▶ **SUPPLIED RECORDS**:
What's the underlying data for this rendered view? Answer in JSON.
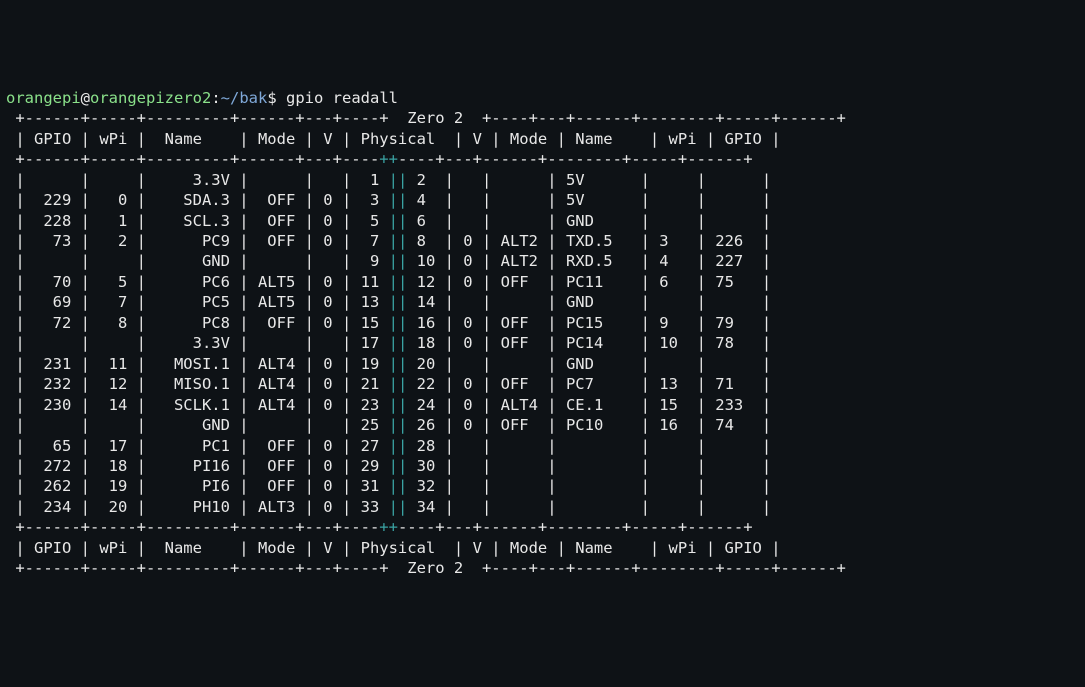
{
  "prompt": {
    "user": "orangepi",
    "host": "orangepizero2",
    "path": "~/bak",
    "sep1": "@",
    "sep2": ":",
    "dollar": "$",
    "command": "gpio readall"
  },
  "board": "Zero 2",
  "headers": [
    "GPIO",
    "wPi",
    "Name",
    "Mode",
    "V",
    "Physical",
    "V",
    "Mode",
    "Name",
    "wPi",
    "GPIO"
  ],
  "rows": [
    {
      "l_gpio": "",
      "l_wpi": "",
      "l_name": "3.3V",
      "l_mode": "",
      "l_v": "",
      "phys_l": "1",
      "phys_r": "2",
      "r_v": "",
      "r_mode": "",
      "r_name": "5V",
      "r_wpi": "",
      "r_gpio": ""
    },
    {
      "l_gpio": "229",
      "l_wpi": "0",
      "l_name": "SDA.3",
      "l_mode": "OFF",
      "l_v": "0",
      "phys_l": "3",
      "phys_r": "4",
      "r_v": "",
      "r_mode": "",
      "r_name": "5V",
      "r_wpi": "",
      "r_gpio": ""
    },
    {
      "l_gpio": "228",
      "l_wpi": "1",
      "l_name": "SCL.3",
      "l_mode": "OFF",
      "l_v": "0",
      "phys_l": "5",
      "phys_r": "6",
      "r_v": "",
      "r_mode": "",
      "r_name": "GND",
      "r_wpi": "",
      "r_gpio": ""
    },
    {
      "l_gpio": "73",
      "l_wpi": "2",
      "l_name": "PC9",
      "l_mode": "OFF",
      "l_v": "0",
      "phys_l": "7",
      "phys_r": "8",
      "r_v": "0",
      "r_mode": "ALT2",
      "r_name": "TXD.5",
      "r_wpi": "3",
      "r_gpio": "226"
    },
    {
      "l_gpio": "",
      "l_wpi": "",
      "l_name": "GND",
      "l_mode": "",
      "l_v": "",
      "phys_l": "9",
      "phys_r": "10",
      "r_v": "0",
      "r_mode": "ALT2",
      "r_name": "RXD.5",
      "r_wpi": "4",
      "r_gpio": "227"
    },
    {
      "l_gpio": "70",
      "l_wpi": "5",
      "l_name": "PC6",
      "l_mode": "ALT5",
      "l_v": "0",
      "phys_l": "11",
      "phys_r": "12",
      "r_v": "0",
      "r_mode": "OFF",
      "r_name": "PC11",
      "r_wpi": "6",
      "r_gpio": "75"
    },
    {
      "l_gpio": "69",
      "l_wpi": "7",
      "l_name": "PC5",
      "l_mode": "ALT5",
      "l_v": "0",
      "phys_l": "13",
      "phys_r": "14",
      "r_v": "",
      "r_mode": "",
      "r_name": "GND",
      "r_wpi": "",
      "r_gpio": ""
    },
    {
      "l_gpio": "72",
      "l_wpi": "8",
      "l_name": "PC8",
      "l_mode": "OFF",
      "l_v": "0",
      "phys_l": "15",
      "phys_r": "16",
      "r_v": "0",
      "r_mode": "OFF",
      "r_name": "PC15",
      "r_wpi": "9",
      "r_gpio": "79"
    },
    {
      "l_gpio": "",
      "l_wpi": "",
      "l_name": "3.3V",
      "l_mode": "",
      "l_v": "",
      "phys_l": "17",
      "phys_r": "18",
      "r_v": "0",
      "r_mode": "OFF",
      "r_name": "PC14",
      "r_wpi": "10",
      "r_gpio": "78"
    },
    {
      "l_gpio": "231",
      "l_wpi": "11",
      "l_name": "MOSI.1",
      "l_mode": "ALT4",
      "l_v": "0",
      "phys_l": "19",
      "phys_r": "20",
      "r_v": "",
      "r_mode": "",
      "r_name": "GND",
      "r_wpi": "",
      "r_gpio": ""
    },
    {
      "l_gpio": "232",
      "l_wpi": "12",
      "l_name": "MISO.1",
      "l_mode": "ALT4",
      "l_v": "0",
      "phys_l": "21",
      "phys_r": "22",
      "r_v": "0",
      "r_mode": "OFF",
      "r_name": "PC7",
      "r_wpi": "13",
      "r_gpio": "71"
    },
    {
      "l_gpio": "230",
      "l_wpi": "14",
      "l_name": "SCLK.1",
      "l_mode": "ALT4",
      "l_v": "0",
      "phys_l": "23",
      "phys_r": "24",
      "r_v": "0",
      "r_mode": "ALT4",
      "r_name": "CE.1",
      "r_wpi": "15",
      "r_gpio": "233"
    },
    {
      "l_gpio": "",
      "l_wpi": "",
      "l_name": "GND",
      "l_mode": "",
      "l_v": "",
      "phys_l": "25",
      "phys_r": "26",
      "r_v": "0",
      "r_mode": "OFF",
      "r_name": "PC10",
      "r_wpi": "16",
      "r_gpio": "74"
    },
    {
      "l_gpio": "65",
      "l_wpi": "17",
      "l_name": "PC1",
      "l_mode": "OFF",
      "l_v": "0",
      "phys_l": "27",
      "phys_r": "28",
      "r_v": "",
      "r_mode": "",
      "r_name": "",
      "r_wpi": "",
      "r_gpio": ""
    },
    {
      "l_gpio": "272",
      "l_wpi": "18",
      "l_name": "PI16",
      "l_mode": "OFF",
      "l_v": "0",
      "phys_l": "29",
      "phys_r": "30",
      "r_v": "",
      "r_mode": "",
      "r_name": "",
      "r_wpi": "",
      "r_gpio": ""
    },
    {
      "l_gpio": "262",
      "l_wpi": "19",
      "l_name": "PI6",
      "l_mode": "OFF",
      "l_v": "0",
      "phys_l": "31",
      "phys_r": "32",
      "r_v": "",
      "r_mode": "",
      "r_name": "",
      "r_wpi": "",
      "r_gpio": ""
    },
    {
      "l_gpio": "234",
      "l_wpi": "20",
      "l_name": "PH10",
      "l_mode": "ALT3",
      "l_v": "0",
      "phys_l": "33",
      "phys_r": "34",
      "r_v": "",
      "r_mode": "",
      "r_name": "",
      "r_wpi": "",
      "r_gpio": ""
    }
  ]
}
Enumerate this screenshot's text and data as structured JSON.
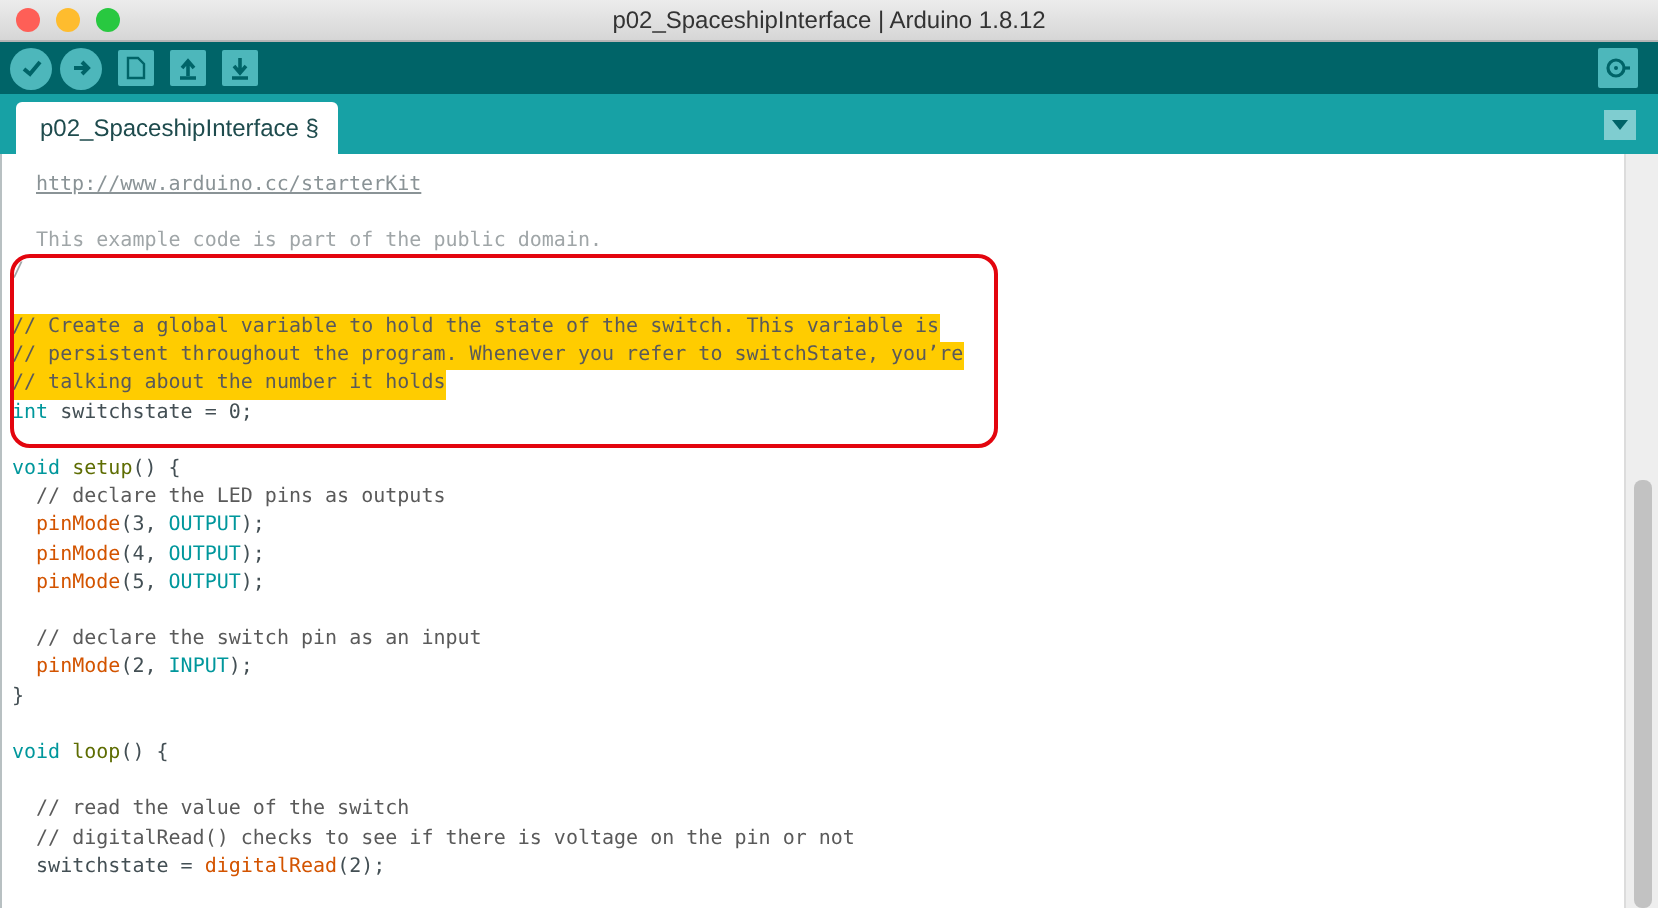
{
  "window": {
    "title": "p02_SpaceshipInterface | Arduino 1.8.12"
  },
  "tabs": [
    {
      "label": "p02_SpaceshipInterface §",
      "selected": true
    }
  ],
  "lines": [
    {
      "kind": "code",
      "highlighted": false,
      "tokens": [
        {
          "kind": "link",
          "text": "http://www.arduino.cc/starterKit"
        }
      ]
    },
    {
      "kind": "blank"
    },
    {
      "kind": "code",
      "highlighted": false,
      "tokens": [
        {
          "kind": "doc",
          "text": "  This example code is part of the public domain."
        }
      ]
    },
    {
      "kind": "code",
      "highlighted": false,
      "tokens": [
        {
          "kind": "doc",
          "text": "/"
        }
      ]
    },
    {
      "kind": "blank"
    },
    {
      "kind": "code",
      "highlighted": true,
      "tokens": [
        {
          "kind": "comment",
          "text": "// Create a global variable to hold the state of the switch. This variable is"
        }
      ]
    },
    {
      "kind": "code",
      "highlighted": true,
      "tokens": [
        {
          "kind": "comment",
          "text": "// persistent throughout the program. Whenever you refer to switchState, you’re"
        }
      ]
    },
    {
      "kind": "code",
      "highlighted": true,
      "tokens": [
        {
          "kind": "comment",
          "text": "// talking about the number it holds"
        }
      ]
    },
    {
      "kind": "code",
      "highlighted": false,
      "tokens": [
        {
          "kind": "keyword",
          "text": "int"
        },
        {
          "kind": "plain",
          "text": " switchstate = 0;"
        }
      ]
    },
    {
      "kind": "blank"
    },
    {
      "kind": "code",
      "highlighted": false,
      "tokens": [
        {
          "kind": "keyword",
          "text": "void"
        },
        {
          "kind": "structure",
          "text": " setup"
        },
        {
          "kind": "plain",
          "text": "() {"
        }
      ]
    },
    {
      "kind": "code",
      "highlighted": false,
      "tokens": [
        {
          "kind": "comment",
          "text": "  // declare the LED pins as outputs"
        }
      ]
    },
    {
      "kind": "code",
      "highlighted": false,
      "tokens": [
        {
          "kind": "function",
          "text": "  pinMode"
        },
        {
          "kind": "plain",
          "text": "(3, "
        },
        {
          "kind": "keyword",
          "text": "OUTPUT"
        },
        {
          "kind": "plain",
          "text": ");"
        }
      ]
    },
    {
      "kind": "code",
      "highlighted": false,
      "tokens": [
        {
          "kind": "function",
          "text": "  pinMode"
        },
        {
          "kind": "plain",
          "text": "(4, "
        },
        {
          "kind": "keyword",
          "text": "OUTPUT"
        },
        {
          "kind": "plain",
          "text": ");"
        }
      ]
    },
    {
      "kind": "code",
      "highlighted": false,
      "tokens": [
        {
          "kind": "function",
          "text": "  pinMode"
        },
        {
          "kind": "plain",
          "text": "(5, "
        },
        {
          "kind": "keyword",
          "text": "OUTPUT"
        },
        {
          "kind": "plain",
          "text": ");"
        }
      ]
    },
    {
      "kind": "blank"
    },
    {
      "kind": "code",
      "highlighted": false,
      "tokens": [
        {
          "kind": "comment",
          "text": "  // declare the switch pin as an input"
        }
      ]
    },
    {
      "kind": "code",
      "highlighted": false,
      "tokens": [
        {
          "kind": "function",
          "text": "  pinMode"
        },
        {
          "kind": "plain",
          "text": "(2, "
        },
        {
          "kind": "keyword",
          "text": "INPUT"
        },
        {
          "kind": "plain",
          "text": ");"
        }
      ]
    },
    {
      "kind": "code",
      "highlighted": false,
      "tokens": [
        {
          "kind": "plain",
          "text": "}"
        }
      ]
    },
    {
      "kind": "blank"
    },
    {
      "kind": "code",
      "highlighted": false,
      "tokens": [
        {
          "kind": "keyword",
          "text": "void"
        },
        {
          "kind": "structure",
          "text": " loop"
        },
        {
          "kind": "plain",
          "text": "() {"
        }
      ]
    },
    {
      "kind": "blank"
    },
    {
      "kind": "code",
      "highlighted": false,
      "tokens": [
        {
          "kind": "comment",
          "text": "  // read the value of the switch"
        }
      ]
    },
    {
      "kind": "code",
      "highlighted": false,
      "tokens": [
        {
          "kind": "comment",
          "text": "  // digitalRead() checks to see if there is voltage on the pin or not"
        }
      ]
    },
    {
      "kind": "code",
      "highlighted": false,
      "tokens": [
        {
          "kind": "plain",
          "text": "  switchstate = "
        },
        {
          "kind": "function",
          "text": "digitalRead"
        },
        {
          "kind": "plain",
          "text": "(2);"
        }
      ]
    }
  ]
}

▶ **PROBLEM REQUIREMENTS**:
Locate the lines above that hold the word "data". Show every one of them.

▶ **TASK RESULT**:
What's the underlying data for this rendered view? Answer in JSON.
Enumerate this screenshot's text and data as structured JSON.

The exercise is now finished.